There are a number of routes across the country which, although existing in law have never been marked on the Definitive Map – the legal record of public rights of way.
In 2000, the Countryside and Rights of Way Act was introduced in England and Wales.
Under this act routes not recorded as a bridleway before the cut-off date of 2026 will be lost.
The BHS said its aim is to safeguard these routes for public use and warned riders that just because they currently ride on a route doesn’t mean it’s recorded and protected from being extinguished.
Speaking after the Agriculture Bill passed its first reading in Parliament, Mr Weston said: “In England and Wales, horse riders currently have access to only 22 per cent of the public rights of way network, and carriage drivers to just five per cent.
“The BHS welcomes any incentive designed to enhance and extend the rights of way network and the society remains committed to the safeguarding of these public assets to ensure that equestrians, cyclists and walkers can continue to use safe off-road routes in the future.”
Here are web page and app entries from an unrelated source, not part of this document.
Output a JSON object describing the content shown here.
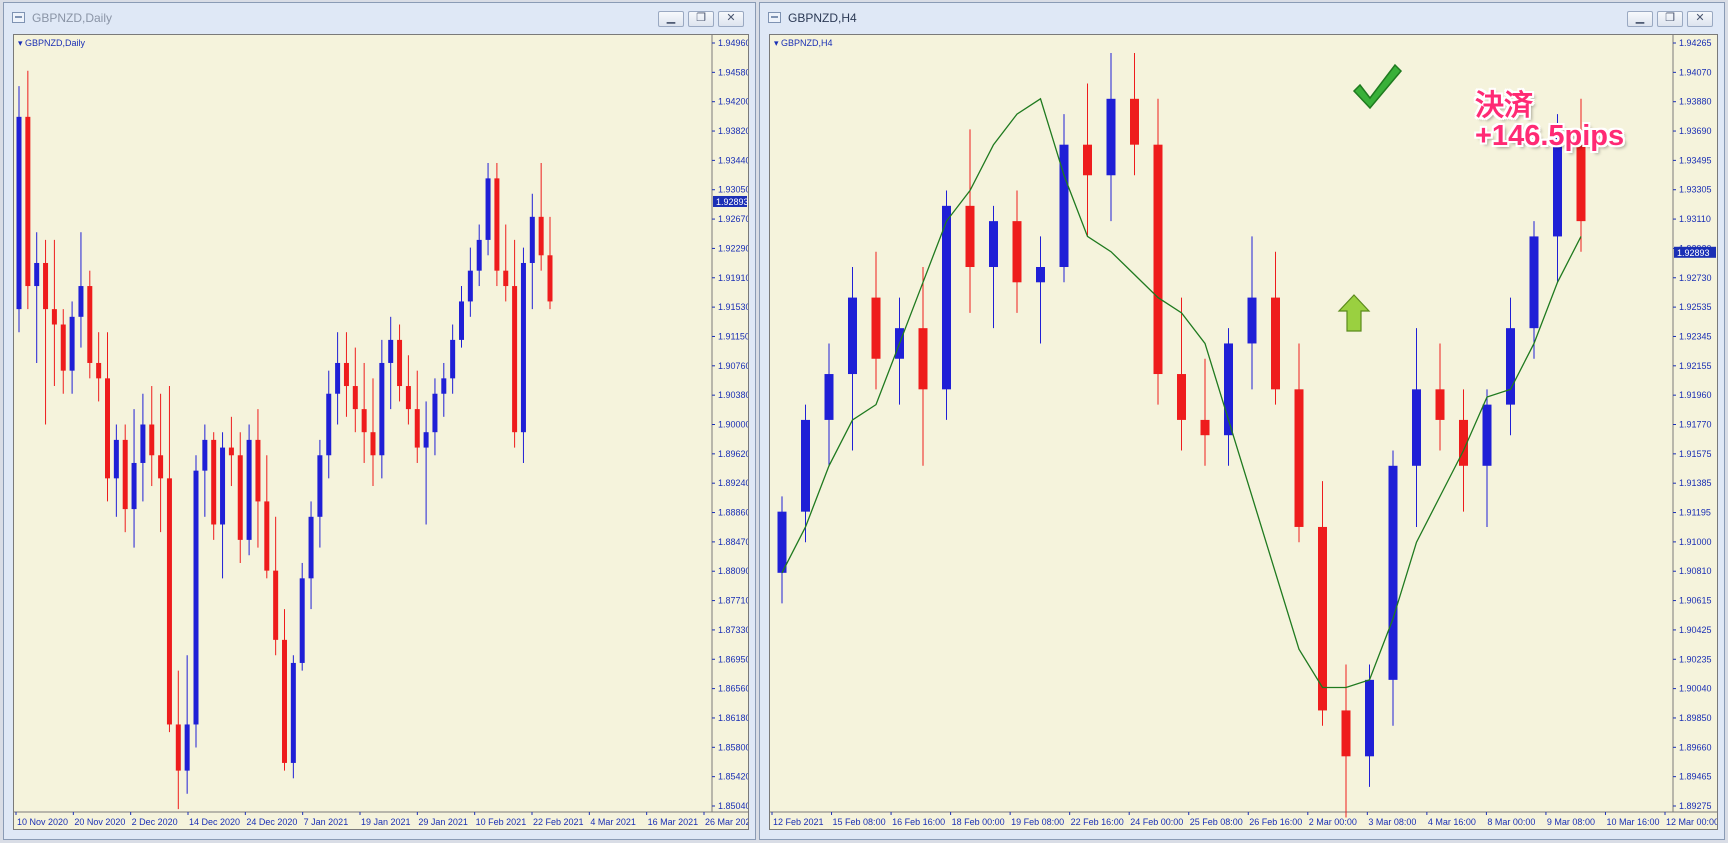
{
  "colors": {
    "bull": "#1f1fd6",
    "bear": "#ee1c1c",
    "ma": "#1f7a1f",
    "bg": "#f5f3dc",
    "axis": "#1a2fb5",
    "price_tag_bg": "#1a2fb5"
  },
  "left_window": {
    "title": "GBPNZD,Daily",
    "chart_label": "GBPNZD,Daily",
    "current_price": "1.92893",
    "price_labels": [
      "1.94960",
      "1.94580",
      "1.94200",
      "1.93820",
      "1.93440",
      "1.93050",
      "1.92670",
      "1.92290",
      "1.91910",
      "1.91530",
      "1.91150",
      "1.90760",
      "1.90380",
      "1.90000",
      "1.89620",
      "1.89240",
      "1.88860",
      "1.88470",
      "1.88090",
      "1.87710",
      "1.87330",
      "1.86950",
      "1.86560",
      "1.86180",
      "1.85800",
      "1.85420",
      "1.85040"
    ],
    "time_labels": [
      "10 Nov 2020",
      "20 Nov 2020",
      "2 Dec 2020",
      "14 Dec 2020",
      "24 Dec 2020",
      "7 Jan 2021",
      "19 Jan 2021",
      "29 Jan 2021",
      "10 Feb 2021",
      "22 Feb 2021",
      "4 Mar 2021",
      "16 Mar 2021",
      "26 Mar 2021"
    ]
  },
  "right_window": {
    "title": "GBPNZD,H4",
    "chart_label": "GBPNZD,H4",
    "current_price": "1.92893",
    "price_labels": [
      "1.94265",
      "1.94070",
      "1.93880",
      "1.93690",
      "1.93495",
      "1.93305",
      "1.93110",
      "1.92920",
      "1.92730",
      "1.92535",
      "1.92345",
      "1.92155",
      "1.91960",
      "1.91770",
      "1.91575",
      "1.91385",
      "1.91195",
      "1.91000",
      "1.90810",
      "1.90615",
      "1.90425",
      "1.90235",
      "1.90040",
      "1.89850",
      "1.89660",
      "1.89465",
      "1.89275"
    ],
    "time_labels": [
      "12 Feb 2021",
      "15 Feb 08:00",
      "16 Feb 16:00",
      "18 Feb 00:00",
      "19 Feb 08:00",
      "22 Feb 16:00",
      "24 Feb 00:00",
      "25 Feb 08:00",
      "26 Feb 16:00",
      "2 Mar 00:00",
      "3 Mar 08:00",
      "4 Mar 16:00",
      "8 Mar 00:00",
      "9 Mar 08:00",
      "10 Mar 16:00",
      "12 Mar 00:00"
    ],
    "annotation": {
      "line1": "決済",
      "line2": "+146.5pips"
    },
    "icons": [
      "checkmark-icon",
      "up-arrow-icon"
    ]
  },
  "chart_data": [
    {
      "type": "candlestick",
      "title": "GBPNZD,Daily",
      "ylim": [
        1.8504,
        1.9496
      ],
      "candles": [
        [
          1.915,
          1.944,
          1.912,
          1.94
        ],
        [
          1.94,
          1.946,
          1.915,
          1.918
        ],
        [
          1.918,
          1.925,
          1.908,
          1.921
        ],
        [
          1.921,
          1.924,
          1.9,
          1.915
        ],
        [
          1.915,
          1.924,
          1.905,
          1.913
        ],
        [
          1.913,
          1.915,
          1.904,
          1.907
        ],
        [
          1.907,
          1.916,
          1.904,
          1.914
        ],
        [
          1.914,
          1.925,
          1.91,
          1.918
        ],
        [
          1.918,
          1.92,
          1.906,
          1.908
        ],
        [
          1.908,
          1.912,
          1.903,
          1.906
        ],
        [
          1.906,
          1.912,
          1.89,
          1.893
        ],
        [
          1.893,
          1.9,
          1.888,
          1.898
        ],
        [
          1.898,
          1.9,
          1.886,
          1.889
        ],
        [
          1.889,
          1.902,
          1.884,
          1.895
        ],
        [
          1.895,
          1.904,
          1.89,
          1.9
        ],
        [
          1.9,
          1.905,
          1.892,
          1.896
        ],
        [
          1.896,
          1.904,
          1.886,
          1.893
        ],
        [
          1.893,
          1.905,
          1.86,
          1.861
        ],
        [
          1.861,
          1.868,
          1.85,
          1.855
        ],
        [
          1.855,
          1.87,
          1.852,
          1.861
        ],
        [
          1.861,
          1.896,
          1.858,
          1.894
        ],
        [
          1.894,
          1.9,
          1.888,
          1.898
        ],
        [
          1.898,
          1.899,
          1.885,
          1.887
        ],
        [
          1.887,
          1.899,
          1.88,
          1.897
        ],
        [
          1.897,
          1.901,
          1.892,
          1.896
        ],
        [
          1.896,
          1.899,
          1.882,
          1.885
        ],
        [
          1.885,
          1.9,
          1.883,
          1.898
        ],
        [
          1.898,
          1.902,
          1.884,
          1.89
        ],
        [
          1.89,
          1.896,
          1.88,
          1.881
        ],
        [
          1.881,
          1.888,
          1.87,
          1.872
        ],
        [
          1.872,
          1.876,
          1.855,
          1.856
        ],
        [
          1.856,
          1.87,
          1.854,
          1.869
        ],
        [
          1.869,
          1.882,
          1.868,
          1.88
        ],
        [
          1.88,
          1.89,
          1.876,
          1.888
        ],
        [
          1.888,
          1.898,
          1.884,
          1.896
        ],
        [
          1.896,
          1.907,
          1.893,
          1.904
        ],
        [
          1.904,
          1.912,
          1.9,
          1.908
        ],
        [
          1.908,
          1.912,
          1.901,
          1.905
        ],
        [
          1.905,
          1.91,
          1.899,
          1.902
        ],
        [
          1.902,
          1.908,
          1.895,
          1.899
        ],
        [
          1.899,
          1.906,
          1.892,
          1.896
        ],
        [
          1.896,
          1.911,
          1.893,
          1.908
        ],
        [
          1.908,
          1.914,
          1.902,
          1.911
        ],
        [
          1.911,
          1.913,
          1.903,
          1.905
        ],
        [
          1.905,
          1.909,
          1.9,
          1.902
        ],
        [
          1.902,
          1.907,
          1.895,
          1.897
        ],
        [
          1.897,
          1.903,
          1.887,
          1.899
        ],
        [
          1.899,
          1.906,
          1.896,
          1.904
        ],
        [
          1.904,
          1.908,
          1.901,
          1.906
        ],
        [
          1.906,
          1.913,
          1.904,
          1.911
        ],
        [
          1.911,
          1.918,
          1.91,
          1.916
        ],
        [
          1.916,
          1.923,
          1.914,
          1.92
        ],
        [
          1.92,
          1.926,
          1.918,
          1.924
        ],
        [
          1.924,
          1.934,
          1.922,
          1.932
        ],
        [
          1.932,
          1.934,
          1.918,
          1.92
        ],
        [
          1.92,
          1.926,
          1.916,
          1.918
        ],
        [
          1.918,
          1.924,
          1.897,
          1.899
        ],
        [
          1.899,
          1.923,
          1.895,
          1.921
        ],
        [
          1.921,
          1.93,
          1.915,
          1.927
        ],
        [
          1.927,
          1.934,
          1.92,
          1.922
        ],
        [
          1.922,
          1.927,
          1.915,
          1.916
        ]
      ]
    },
    {
      "type": "candlestick",
      "title": "GBPNZD,H4",
      "ylim": [
        1.89275,
        1.94265
      ],
      "ma": [
        1.908,
        1.911,
        1.915,
        1.918,
        1.919,
        1.923,
        1.927,
        1.931,
        1.933,
        1.936,
        1.938,
        1.939,
        1.934,
        1.93,
        1.929,
        1.9275,
        1.926,
        1.925,
        1.923,
        1.918,
        1.913,
        1.908,
        1.903,
        1.9005,
        1.9005,
        1.901,
        1.905,
        1.91,
        1.913,
        1.916,
        1.9195,
        1.92,
        1.923,
        1.927,
        1.93
      ],
      "candles": [
        [
          1.908,
          1.913,
          1.906,
          1.912
        ],
        [
          1.912,
          1.919,
          1.91,
          1.918
        ],
        [
          1.918,
          1.923,
          1.915,
          1.921
        ],
        [
          1.921,
          1.928,
          1.916,
          1.926
        ],
        [
          1.926,
          1.929,
          1.92,
          1.922
        ],
        [
          1.922,
          1.926,
          1.919,
          1.924
        ],
        [
          1.924,
          1.928,
          1.915,
          1.92
        ],
        [
          1.92,
          1.933,
          1.918,
          1.932
        ],
        [
          1.932,
          1.937,
          1.925,
          1.928
        ],
        [
          1.928,
          1.932,
          1.924,
          1.931
        ],
        [
          1.931,
          1.933,
          1.925,
          1.927
        ],
        [
          1.927,
          1.93,
          1.923,
          1.928
        ],
        [
          1.928,
          1.938,
          1.927,
          1.936
        ],
        [
          1.936,
          1.94,
          1.93,
          1.934
        ],
        [
          1.934,
          1.942,
          1.931,
          1.939
        ],
        [
          1.939,
          1.942,
          1.934,
          1.936
        ],
        [
          1.936,
          1.939,
          1.919,
          1.921
        ],
        [
          1.921,
          1.926,
          1.916,
          1.918
        ],
        [
          1.918,
          1.922,
          1.915,
          1.917
        ],
        [
          1.917,
          1.924,
          1.915,
          1.923
        ],
        [
          1.923,
          1.93,
          1.92,
          1.926
        ],
        [
          1.926,
          1.929,
          1.919,
          1.92
        ],
        [
          1.92,
          1.923,
          1.91,
          1.911
        ],
        [
          1.911,
          1.914,
          1.898,
          1.899
        ],
        [
          1.899,
          1.902,
          1.892,
          1.896
        ],
        [
          1.896,
          1.902,
          1.894,
          1.901
        ],
        [
          1.901,
          1.916,
          1.898,
          1.915
        ],
        [
          1.915,
          1.924,
          1.911,
          1.92
        ],
        [
          1.92,
          1.923,
          1.916,
          1.918
        ],
        [
          1.918,
          1.92,
          1.912,
          1.915
        ],
        [
          1.915,
          1.92,
          1.911,
          1.919
        ],
        [
          1.919,
          1.926,
          1.917,
          1.924
        ],
        [
          1.924,
          1.931,
          1.922,
          1.93
        ],
        [
          1.93,
          1.938,
          1.927,
          1.937
        ],
        [
          1.937,
          1.939,
          1.929,
          1.931
        ]
      ]
    }
  ]
}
The BHS has produced a 2026 toolkit to provide advice on how to safeguard routes. There are also grants available to help cover the costs of making Definitive Map Modification Order applications to local councils.